  3. Majorca: the Thomson Dream nightmare, planes are grounded because of a volcano and we endure a 48 hour journey home by boat and coach.
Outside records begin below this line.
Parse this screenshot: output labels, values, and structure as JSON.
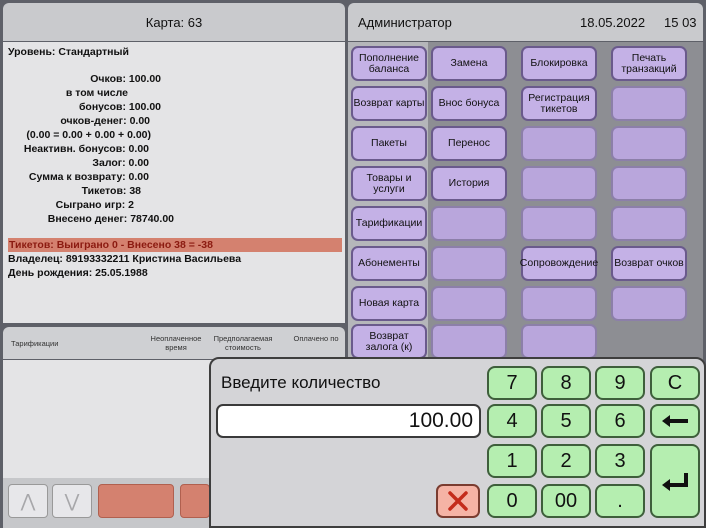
{
  "card": {
    "title": "Карта: 63",
    "level": "Уровень: Стандартный",
    "lines": [
      "Очков: 100.00",
      "в том числе",
      "бонусов: 100.00",
      "очков-денег: 0.00",
      "(0.00 = 0.00 + 0.00 + 0.00)",
      "Неактивн. бонусов: 0.00",
      "Залог: 0.00",
      "Сумма к возврату: 0.00",
      "Тикетов: 38",
      "Сыграно игр: 2",
      "Внесено денег: 78740.00"
    ],
    "tickets_line": "Тикетов: Выиграно 0 - Внесено 38 = -38",
    "owner": "Владелец: 89193332211 Кристина  Васильева",
    "birthday": "День рождения: 25.05.1988"
  },
  "list": {
    "columns": [
      "Тарификации",
      "Неоплаченное время",
      "Предполагаемая стоимость",
      "Оплачено по"
    ]
  },
  "header": {
    "user": "Администратор",
    "date": "18.05.2022",
    "time": "15 03"
  },
  "actions": [
    {
      "label": "Пополнение баланса",
      "enabled": true
    },
    {
      "label": "Замена",
      "enabled": true
    },
    {
      "label": "Блокировка",
      "enabled": true
    },
    {
      "label": "Печать транзакций",
      "enabled": true
    },
    {
      "label": "Возврат карты",
      "enabled": true
    },
    {
      "label": "Внос бонуса",
      "enabled": true
    },
    {
      "label": "Регистрация тикетов",
      "enabled": true
    },
    {
      "label": "",
      "enabled": false
    },
    {
      "label": "Пакеты",
      "enabled": true
    },
    {
      "label": "Перенос",
      "enabled": true
    },
    {
      "label": "",
      "enabled": false
    },
    {
      "label": "",
      "enabled": false
    },
    {
      "label": "Товары и услуги",
      "enabled": true
    },
    {
      "label": "История",
      "enabled": true
    },
    {
      "label": "",
      "enabled": false
    },
    {
      "label": "",
      "enabled": false
    },
    {
      "label": "Тарификации",
      "enabled": true
    },
    {
      "label": "",
      "enabled": false
    },
    {
      "label": "",
      "enabled": false
    },
    {
      "label": "",
      "enabled": false
    },
    {
      "label": "Абонементы",
      "enabled": true
    },
    {
      "label": "",
      "enabled": false
    },
    {
      "label": "Сопровождение",
      "enabled": true
    },
    {
      "label": "Возврат очков",
      "enabled": true
    },
    {
      "label": "Новая карта",
      "enabled": true
    },
    {
      "label": "",
      "enabled": false
    },
    {
      "label": "",
      "enabled": false
    },
    {
      "label": "",
      "enabled": false
    },
    {
      "label": "Возврат залога (к)",
      "enabled": true
    },
    {
      "label": "",
      "enabled": false
    },
    {
      "label": "",
      "enabled": false
    }
  ],
  "dialog": {
    "title": "Введите количество",
    "value": "100.00",
    "keys": [
      "7",
      "8",
      "9",
      "C",
      "4",
      "5",
      "6",
      "1",
      "2",
      "3",
      "0",
      "00",
      "."
    ]
  }
}
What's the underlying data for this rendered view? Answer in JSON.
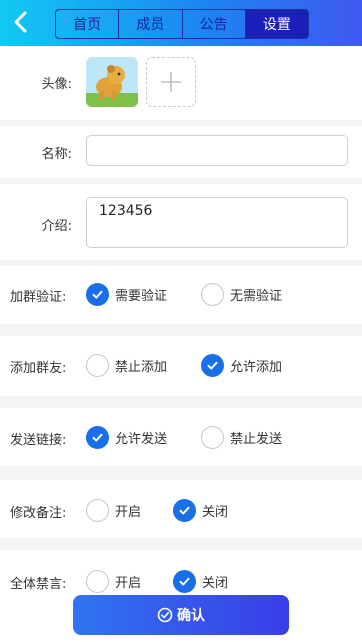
{
  "tabs": [
    "首页",
    "成员",
    "公告",
    "设置"
  ],
  "fields": {
    "avatar_label": "头像:",
    "name_label": "名称:",
    "name_value": "",
    "intro_label": "介绍:",
    "intro_value": "123456"
  },
  "settings": [
    {
      "label": "加群验证:",
      "options": [
        "需要验证",
        "无需验证"
      ],
      "selected": 0
    },
    {
      "label": "添加群友:",
      "options": [
        "禁止添加",
        "允许添加"
      ],
      "selected": 1
    },
    {
      "label": "发送链接:",
      "options": [
        "允许发送",
        "禁止发送"
      ],
      "selected": 0
    },
    {
      "label": "修改备注:",
      "options": [
        "开启",
        "关闭"
      ],
      "selected": 1
    },
    {
      "label": "全体禁言:",
      "options": [
        "开启",
        "关闭"
      ],
      "selected": 1
    }
  ],
  "confirm_label": "确认",
  "colors": {
    "accent": "#1a6fe8",
    "header_start": "#12c9f4",
    "header_end": "#3f59f0"
  }
}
The boat is over crowded and there are no cabins left, or so they tell us……
  4. Grand Canaria, thieves who stole a camera and cash from our coffee table, while we were in the same room
  5. The Hotel California experience, trapped in LA by Qantas grounding all planes in October 2011
  6. Florida, losing a 9 year old daughter in Church Street 
  7. Dalyan, an earthquake and a very near miss by a lightning strike
  8. Egypt Nile Cruise, the holiday that never was due to the coup and playing the waiting game to get a refund from the travel agent
  9. Fiji, evacuated from Bounty Island in a cyclone. This was the only time on our RTW trip that the FCO contacted us.

From: suvaconsular@fco.gov.uk
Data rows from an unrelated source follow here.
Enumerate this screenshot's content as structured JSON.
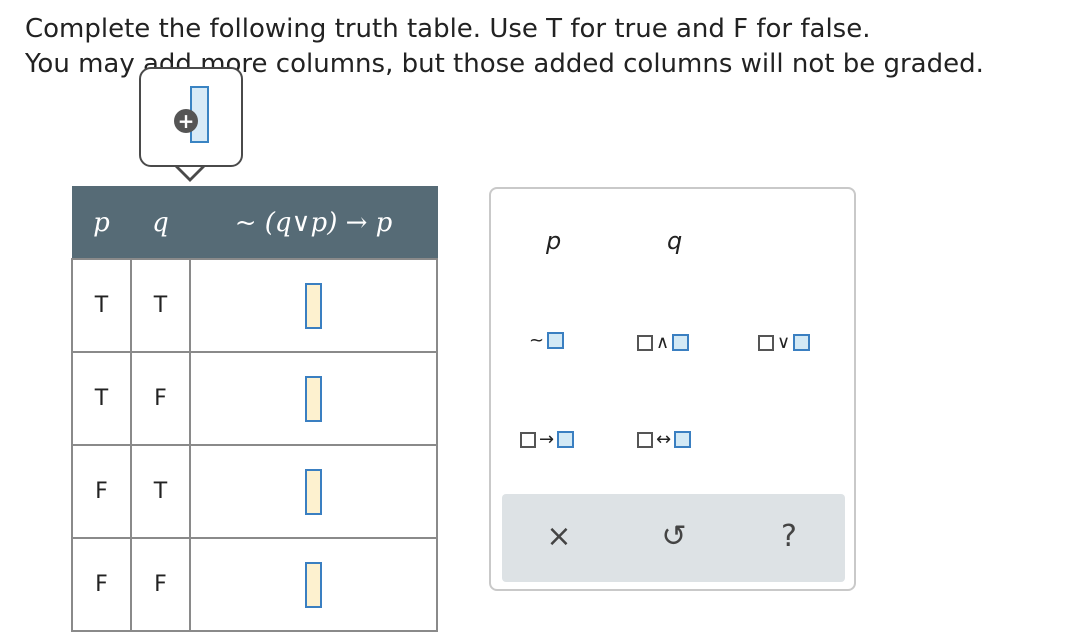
{
  "instructions": {
    "line1": "Complete the following truth table. Use T for true and F for false.",
    "line2": "You may add more columns, but those added columns will not be graded."
  },
  "add_column": {
    "icon": "plus-circle-icon"
  },
  "table": {
    "headers": [
      "p",
      "q",
      "~ (q∨p) → p"
    ],
    "rows": [
      {
        "p": "T",
        "q": "T",
        "answer": ""
      },
      {
        "p": "T",
        "q": "F",
        "answer": ""
      },
      {
        "p": "F",
        "q": "T",
        "answer": ""
      },
      {
        "p": "F",
        "q": "F",
        "answer": ""
      }
    ]
  },
  "palette": {
    "variables": [
      "p",
      "q"
    ],
    "operators": [
      {
        "name": "not",
        "symbol": "~"
      },
      {
        "name": "and",
        "symbol": "∧"
      },
      {
        "name": "or",
        "symbol": "∨"
      },
      {
        "name": "implies",
        "symbol": "→"
      },
      {
        "name": "iff",
        "symbol": "↔"
      }
    ],
    "footer": {
      "clear": "×",
      "undo": "↺",
      "help": "?"
    }
  },
  "colors": {
    "header_bg": "#566b76",
    "answer_box_border": "#3a7fc1",
    "answer_box_fill": "#fdf1cf",
    "palette_footer_bg": "#dde2e5"
  }
}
> To: coral
> Subject: Tropical Depression affecting Fiji

> Date: Tue, 24 Jan 2012 23:51:20 +0000

>
> Dear British Citizens,
>
> A severe flood warning remains in force for major rivers, streams and low lying areas of Western Viti Levu This has caused major flooding and has closed roads paticularly in Nadi Town and left both locals and tourists stranded.
>
> Should you wish to seek urgent consular assistance or know off any british nationals in need of urgent assitance please do not hestitate to contact us on the telephone number (679)3229100 or (679)3304746.
>
> In light of this adverse weather conditions, we will be grateful if you can confirm yuor safety and well being in Fiji. The Consular team would like you to monitor the latest situation on the Fiji Meteorological Service website: (www.met.gov.fj) or http://www.ukinfiji.fco.gov.uk for further update.
>
> Kind regards
> Consular Team.

Of course this won’t stop us travelling. Off to Dalyan again in 2 weeks time. The mission to take Mom to all the places she loved, begins.

PS just back from Dalyan. We had another earthquake. This prompted us to recall other holiday disasters….

10. The shoe bomber incident which meant we could not bring the wine we had bought in Kefalonia  back to the UK. We sold it around the pool and gave it to the reps.

11. The hurricane in Kefalonia that kept us in the hotel all day. I love storm watching so this was a treat for me but lots of moaning from others that they couldn’t sunbathe or use the pool.

Round the world with my kagool

Gallery

The one item of clothing I lugged around the world that I do not regret taking was my trusty kagool or kag in a bag. It was well used in New Zealand when we went on a wine tasting tour … Continue reading